Meanwhile, we’ve met Will and Ado Annie who have reminded us that we’re all so wonderfully alive, with a world of feelings inside of us that need to be expressed physically. I won’t digress into an argument about what that sexuality represents in the show, but it’s clear that it’s about change. People are allowing themselves to physically express their desires – and that change feels dangerous. There’s a scene between Laurey and Ado Annie where Ado Annie explains how when her motor gets running, she “Can’t Say No.” She asks Laurey for recognition and Laurey says she has no idea what Ado Annie is talking about, but… what if she does? What if Laurey is vexed by this very issue right now?

And then, for me, all hell broke loose.

Yes, Laurey loves Curly. Laurey loves Curly the way love is written about – butterflies, the stars and the moon – and that love is real. But what if Jud makes her feel alive inside; makes her feel like a grown woman? Sexually? And what if, as overwhelming and scary and new that feeling is to her – she loves it? What if it excites her just as much as her feelings for Curly do…?

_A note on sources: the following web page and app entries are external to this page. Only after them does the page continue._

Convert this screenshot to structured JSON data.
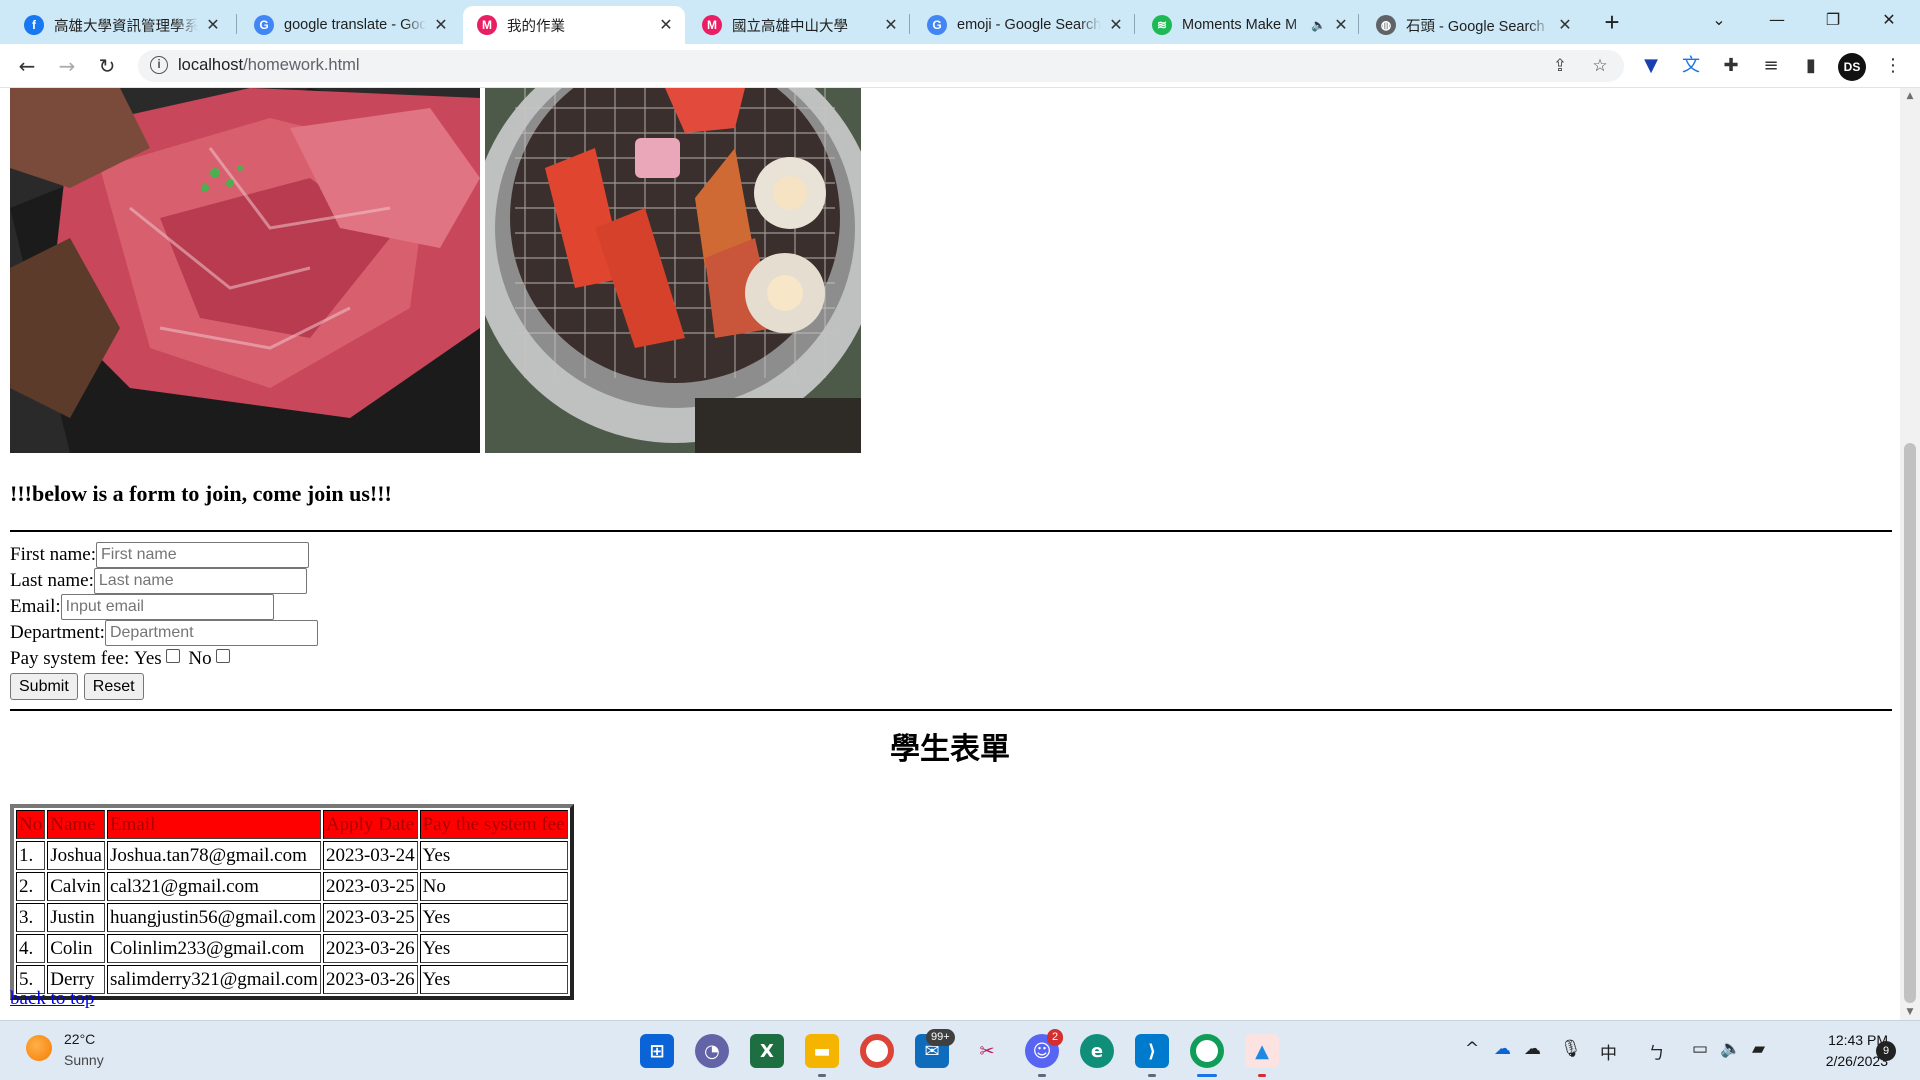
{
  "browser": {
    "tabs": [
      {
        "title": "高雄大學資訊管理學系",
        "favicon": "facebook-icon",
        "color": "#1877f2",
        "glyph": "f"
      },
      {
        "title": "google translate - Goo",
        "favicon": "google-icon",
        "color": "#4285f4",
        "glyph": "G"
      },
      {
        "title": "我的作業",
        "favicon": "site-icon",
        "color": "#e91e63",
        "glyph": "M",
        "active": true
      },
      {
        "title": "國立高雄中山大學",
        "favicon": "site-icon",
        "color": "#e91e63",
        "glyph": "M"
      },
      {
        "title": "emoji - Google Search",
        "favicon": "google-icon",
        "color": "#4285f4",
        "glyph": "G"
      },
      {
        "title": "Moments Make M",
        "favicon": "spotify-icon",
        "color": "#1db954",
        "glyph": "≋"
      },
      {
        "title": "石頭 - Google Search",
        "favicon": "globe-icon",
        "color": "#5f6368",
        "glyph": "◍"
      }
    ],
    "url_host": "localhost",
    "url_path": "/homework.html",
    "profile_initials": "DS"
  },
  "page": {
    "join_heading": "!!!below is a form to join, come join us!!!",
    "form": {
      "first_name_label": "First name:",
      "first_name_placeholder": "First name",
      "last_name_label": "Last name:",
      "last_name_placeholder": "Last name",
      "email_label": "Email:",
      "email_placeholder": "Input email",
      "department_label": "Department:",
      "department_placeholder": "Department",
      "fee_label": "Pay system fee:",
      "fee_yes": "Yes",
      "fee_no": "No",
      "submit": "Submit",
      "reset": "Reset"
    },
    "title": "學生表單",
    "table": {
      "headers": [
        "No",
        "Name",
        "Email",
        "Apply Date",
        "Pay the system fee"
      ],
      "rows": [
        [
          "1.",
          "Joshua",
          "Joshua.tan78@gmail.com",
          "2023-03-24",
          "Yes"
        ],
        [
          "2.",
          "Calvin",
          "cal321@gmail.com",
          "2023-03-25",
          "No"
        ],
        [
          "3.",
          "Justin",
          "huangjustin56@gmail.com",
          "2023-03-25",
          "Yes"
        ],
        [
          "4.",
          "Colin",
          "Colinlim233@gmail.com",
          "2023-03-26",
          "Yes"
        ],
        [
          "5.",
          "Derry",
          "salimderry321@gmail.com",
          "2023-03-26",
          "Yes"
        ]
      ]
    },
    "back_to_top": "back to top"
  },
  "taskbar": {
    "weather_temp": "22°C",
    "weather_desc": "Sunny",
    "mail_badge": "99+",
    "discord_badge": "2",
    "input_lang": "中",
    "time": "12:43 PM",
    "date": "2/26/2023",
    "notifications": "9"
  }
}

All of a sudden Jud feels like he is quite misunderstood. And Laurey really needs those smelling salts to tell her what the heck she should do. Then the show becomes about this girl becoming a woman dealing with a very difficult choice about how she’s going to live her life.

All of that happens before we even get to the first real scene with Jud! Up till then all we’ve had is a couple of lines from him. [Shoutout to R & H for letting everyone else have their say about Jud before he really even arrives. My man Jud is a man of mystery.] Before this reading of the show, I felt the scenes between Jud and Curly in the Smoke House where Jud lives were meant to be funny, and show how dumb Jud is. But this time, when I read the scene description I was taken aback. Jud is the hired hand and lives in the old smokehouse, yet he decides to put tools on the walls and have barrels of nails and screws in his room. I never realized he chooses that as decoration. He works on a farm; we know they have a toolshed because this is the smokehouse. [For all y’all whose families didn’t work on farms, smokehouses are for smoking meat and not where you keep your non meat-smoking tools. Especially if you no longer smoke meat and have your hired hand live there.] Jud just loves them so much that he wants them as decoration. It’s a small detail, but it’s enough to let the audience know Jud loves working with his hands. Really loves it.

In the scenes in the Smoke House, I never fully understood how dirty and manipulative Curly was being while calling it “playing” with Jud. All the joking about how if Jud was dead people would finally admit to being Jud’s friend, but only when he’s dead. Curly even has the audacity to fully suggest that Jud kill himself. WHAAAAT?! Yes, he plays as if he’s joking and sings a funny song about it but… When you think of Jud as someone that Laurey might actually like a lot, it doesn’t seem unreasonable for Curly to kinda feel like Jud being dead would be a real solution to all his problems. As my Grandma would say when a bull tried to mate with a sow, “That ain’t right!”

All Poor Jud can do is wallow in sadness and sing a song about how misunderstood and lonely he is. And it is heartbreaking.

Even with all these thoughts, I wasn’t completely sold on thinking of the show in this way until that last scene with Laurey and Jud, where he asks her why she won’t ever let herself be alone with him. Jud gives a monologue that’s as full of love as any leading man ever has. He shows a real love for Laurey that’s an astonishing betrayal of how soulful he is. He proves he’s a complicated man that’s capable of a beautiful kind of love that’s just like the love Laurey thinks she feels for Curly. And that scares Laurey terribly because it’s not simple or easy to understand. Why would it scare her so if she didn’t feel similarly about him…?

All of a sudden I truly understood why this show is a classic. It’s dirty. It’s gritty. It’s raw. Most of all, though – it’s real. And I never understood that before.